### What you have to do
The data that follows should be copied out exactly.
[Given data Boundary: Start]
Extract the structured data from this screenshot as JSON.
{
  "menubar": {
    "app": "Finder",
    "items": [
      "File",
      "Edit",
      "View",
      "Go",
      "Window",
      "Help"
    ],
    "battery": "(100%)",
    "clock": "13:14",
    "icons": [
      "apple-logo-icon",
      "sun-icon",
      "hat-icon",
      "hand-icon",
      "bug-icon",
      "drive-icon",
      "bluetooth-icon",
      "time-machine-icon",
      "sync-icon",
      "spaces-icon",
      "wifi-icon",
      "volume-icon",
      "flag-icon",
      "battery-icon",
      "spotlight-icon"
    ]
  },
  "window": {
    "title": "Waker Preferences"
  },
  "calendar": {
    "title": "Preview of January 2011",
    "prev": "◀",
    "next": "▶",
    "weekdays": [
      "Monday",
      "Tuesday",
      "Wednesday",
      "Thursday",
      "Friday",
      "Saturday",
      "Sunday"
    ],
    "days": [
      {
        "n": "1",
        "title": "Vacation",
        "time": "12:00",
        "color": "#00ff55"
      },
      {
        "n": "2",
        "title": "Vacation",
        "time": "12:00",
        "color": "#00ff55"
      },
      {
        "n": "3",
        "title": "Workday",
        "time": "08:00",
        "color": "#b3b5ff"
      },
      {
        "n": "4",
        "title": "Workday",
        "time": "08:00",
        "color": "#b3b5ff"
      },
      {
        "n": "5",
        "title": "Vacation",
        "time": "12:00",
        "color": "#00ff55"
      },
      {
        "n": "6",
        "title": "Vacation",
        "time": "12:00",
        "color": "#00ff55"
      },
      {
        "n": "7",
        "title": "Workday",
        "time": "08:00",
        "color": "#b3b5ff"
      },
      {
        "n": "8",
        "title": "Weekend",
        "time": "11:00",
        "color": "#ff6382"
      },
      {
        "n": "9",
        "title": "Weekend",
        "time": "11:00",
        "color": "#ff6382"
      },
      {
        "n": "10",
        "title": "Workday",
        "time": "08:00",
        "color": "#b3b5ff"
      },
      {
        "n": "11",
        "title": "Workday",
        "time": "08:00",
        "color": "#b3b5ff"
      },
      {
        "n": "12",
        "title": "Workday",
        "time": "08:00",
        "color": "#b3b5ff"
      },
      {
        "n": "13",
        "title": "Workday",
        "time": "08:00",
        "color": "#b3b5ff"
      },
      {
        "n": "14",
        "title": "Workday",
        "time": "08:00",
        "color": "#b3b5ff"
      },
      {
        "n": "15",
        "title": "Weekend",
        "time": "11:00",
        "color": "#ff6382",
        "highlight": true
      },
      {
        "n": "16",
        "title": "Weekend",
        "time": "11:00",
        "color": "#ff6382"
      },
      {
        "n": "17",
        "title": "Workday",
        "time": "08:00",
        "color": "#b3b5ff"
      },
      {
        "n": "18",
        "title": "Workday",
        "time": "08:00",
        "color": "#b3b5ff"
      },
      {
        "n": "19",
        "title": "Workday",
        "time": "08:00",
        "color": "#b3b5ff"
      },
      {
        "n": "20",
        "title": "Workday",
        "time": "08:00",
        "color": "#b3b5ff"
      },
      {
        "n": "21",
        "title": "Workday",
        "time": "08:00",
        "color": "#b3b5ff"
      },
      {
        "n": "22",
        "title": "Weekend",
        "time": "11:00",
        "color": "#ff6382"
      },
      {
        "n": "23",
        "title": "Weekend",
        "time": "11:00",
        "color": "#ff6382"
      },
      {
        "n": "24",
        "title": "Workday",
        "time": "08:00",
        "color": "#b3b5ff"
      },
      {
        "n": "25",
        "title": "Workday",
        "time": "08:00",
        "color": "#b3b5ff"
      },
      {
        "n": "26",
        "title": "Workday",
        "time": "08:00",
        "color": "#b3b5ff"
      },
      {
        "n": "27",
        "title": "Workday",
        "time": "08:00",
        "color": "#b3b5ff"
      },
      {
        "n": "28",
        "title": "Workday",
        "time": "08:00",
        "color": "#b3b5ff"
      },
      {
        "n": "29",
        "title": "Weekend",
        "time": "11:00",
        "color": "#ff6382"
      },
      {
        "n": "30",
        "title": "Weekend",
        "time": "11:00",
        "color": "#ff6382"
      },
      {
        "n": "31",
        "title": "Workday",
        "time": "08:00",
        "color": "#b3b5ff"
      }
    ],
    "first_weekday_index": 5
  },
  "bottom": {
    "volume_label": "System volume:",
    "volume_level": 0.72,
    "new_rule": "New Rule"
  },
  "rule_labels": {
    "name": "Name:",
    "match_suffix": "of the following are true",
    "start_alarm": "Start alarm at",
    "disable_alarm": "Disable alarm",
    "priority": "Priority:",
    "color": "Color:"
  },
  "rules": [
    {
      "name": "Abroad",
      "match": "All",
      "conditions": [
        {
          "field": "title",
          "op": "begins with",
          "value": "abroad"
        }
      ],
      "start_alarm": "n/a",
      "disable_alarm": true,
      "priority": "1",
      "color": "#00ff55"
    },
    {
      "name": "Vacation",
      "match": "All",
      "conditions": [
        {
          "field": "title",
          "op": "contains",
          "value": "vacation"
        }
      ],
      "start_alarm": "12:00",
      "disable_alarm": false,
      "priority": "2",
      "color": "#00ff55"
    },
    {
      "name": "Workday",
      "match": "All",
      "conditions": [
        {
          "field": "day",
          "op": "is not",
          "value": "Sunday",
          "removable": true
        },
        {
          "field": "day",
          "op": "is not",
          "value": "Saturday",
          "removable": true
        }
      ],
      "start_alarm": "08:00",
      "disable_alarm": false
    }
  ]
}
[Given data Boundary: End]
### Output for this task
Extract the structured data from this screenshot as JSON.
{
  "menubar": {
    "app": "Finder",
    "items": [
      "File",
      "Edit",
      "View",
      "Go",
      "Window",
      "Help"
    ],
    "battery": "(100%)",
    "clock": "13:14",
    "icons": [
      "apple-logo-icon",
      "sun-icon",
      "hat-icon",
      "hand-icon",
      "bug-icon",
      "drive-icon",
      "bluetooth-icon",
      "time-machine-icon",
      "sync-icon",
      "spaces-icon",
      "wifi-icon",
      "volume-icon",
      "flag-icon",
      "battery-icon",
      "spotlight-icon"
    ]
  },
  "window": {
    "title": "Waker Preferences"
  },
  "calendar": {
    "title": "Preview of January 2011",
    "prev": "◀",
    "next": "▶",
    "weekdays": [
      "Monday",
      "Tuesday",
      "Wednesday",
      "Thursday",
      "Friday",
      "Saturday",
      "Sunday"
    ],
    "days": [
      {
        "n": "1",
        "title": "Vacation",
        "time": "12:00",
        "color": "#00ff55"
      },
      {
        "n": "2",
        "title": "Vacation",
        "time": "12:00",
        "color": "#00ff55"
      },
      {
        "n": "3",
        "title": "Workday",
        "time": "08:00",
        "color": "#b3b5ff"
      },
      {
        "n": "4",
        "title": "Workday",
        "time": "08:00",
        "color": "#b3b5ff"
      },
      {
        "n": "5",
        "title": "Vacation",
        "time": "12:00",
        "color": "#00ff55"
      },
      {
        "n": "6",
        "title": "Vacation",
        "time": "12:00",
        "color": "#00ff55"
      },
      {
        "n": "7",
        "title": "Workday",
        "time": "08:00",
        "color": "#b3b5ff"
      },
      {
        "n": "8",
        "title": "Weekend",
        "time": "11:00",
        "color": "#ff6382"
      },
      {
        "n": "9",
        "title": "Weekend",
        "time": "11:00",
        "color": "#ff6382"
      },
      {
        "n": "10",
        "title": "Workday",
        "time": "08:00",
        "color": "#b3b5ff"
      },
      {
        "n": "11",
        "title": "Workday",
        "time": "08:00",
        "color": "#b3b5ff"
      },
      {
        "n": "12",
        "title": "Workday",
        "time": "08:00",
        "color": "#b3b5ff"
      },
      {
        "n": "13",
        "title": "Workday",
        "time": "08:00",
        "color": "#b3b5ff"
      },
      {
        "n": "14",
        "title": "Workday",
        "time": "08:00",
        "color": "#b3b5ff"
      },
      {
        "n": "15",
        "title": "Weekend",
        "time": "11:00",
        "color": "#ff6382",
        "highlight": true
      },
      {
        "n": "16",
        "title": "Weekend",
        "time": "11:00",
        "color": "#ff6382"
      },
      {
        "n": "17",
        "title": "Workday",
        "time": "08:00",
        "color": "#b3b5ff"
      },
      {
        "n": "18",
        "title": "Workday",
        "time": "08:00",
        "color": "#b3b5ff"
      },
      {
        "n": "19",
        "title": "Workday",
        "time": "08:00",
        "color": "#b3b5ff"
      },
      {
        "n": "20",
        "title": "Workday",
        "time": "08:00",
        "color": "#b3b5ff"
      },
      {
        "n": "21",
        "title": "Workday",
        "time": "08:00",
        "color": "#b3b5ff"
      },
      {
        "n": "22",
        "title": "Weekend",
        "time": "11:00",
        "color": "#ff6382"
      },
      {
        "n": "23",
        "title": "Weekend",
        "time": "11:00",
        "color": "#ff6382"
      },
      {
        "n": "24",
        "title": "Workday",
        "time": "08:00",
        "color": "#b3b5ff"
      },
      {
        "n": "25",
        "title": "Workday",
        "time": "08:00",
        "color": "#b3b5ff"
      },
      {
        "n": "26",
        "title": "Workday",
        "time": "08:00",
        "color": "#b3b5ff"
      },
      {
        "n": "27",
        "title": "Workday",
        "time": "08:00",
        "color": "#b3b5ff"
      },
      {
        "n": "28",
        "title": "Workday",
        "time": "08:00",
        "color": "#b3b5ff"
      },
      {
        "n": "29",
        "title": "Weekend",
        "time": "11:00",
        "color": "#ff6382"
      },
      {
        "n": "30",
        "title": "Weekend",
        "time": "11:00",
        "color": "#ff6382"
      },
      {
        "n": "31",
        "title": "Workday",
        "time": "08:00",
        "color": "#b3b5ff"
      }
    ],
    "first_weekday_index": 5
  },
  "bottom": {
    "volume_label": "System volume:",
    "volume_level": 0.72,
    "new_rule": "New Rule"
  },
  "rule_labels": {
    "name": "Name:",
    "match_suffix": "of the following are true",
    "start_alarm": "Start alarm at",
    "disable_alarm": "Disable alarm",
    "priority": "Priority:",
    "color": "Color:"
  },
  "rules": [
    {
      "name": "Abroad",
      "match": "All",
      "conditions": [
        {
          "field": "title",
          "op": "begins with",
          "value": "abroad"
        }
      ],
      "start_alarm": "n/a",
      "disable_alarm": true,
      "priority": "1",
      "color": "#00ff55"
    },
    {
      "name": "Vacation",
      "match": "All",
      "conditions": [
        {
          "field": "title",
          "op": "contains",
          "value": "vacation"
        }
      ],
      "start_alarm": "12:00",
      "disable_alarm": false,
      "priority": "2",
      "color": "#00ff55"
    },
    {
      "name": "Workday",
      "match": "All",
      "conditions": [
        {
          "field": "day",
          "op": "is not",
          "value": "Sunday",
          "removable": true
        },
        {
          "field": "day",
          "op": "is not",
          "value": "Saturday",
          "removable": true
        }
      ],
      "start_alarm": "08:00",
      "disable_alarm": false
    }
  ]
}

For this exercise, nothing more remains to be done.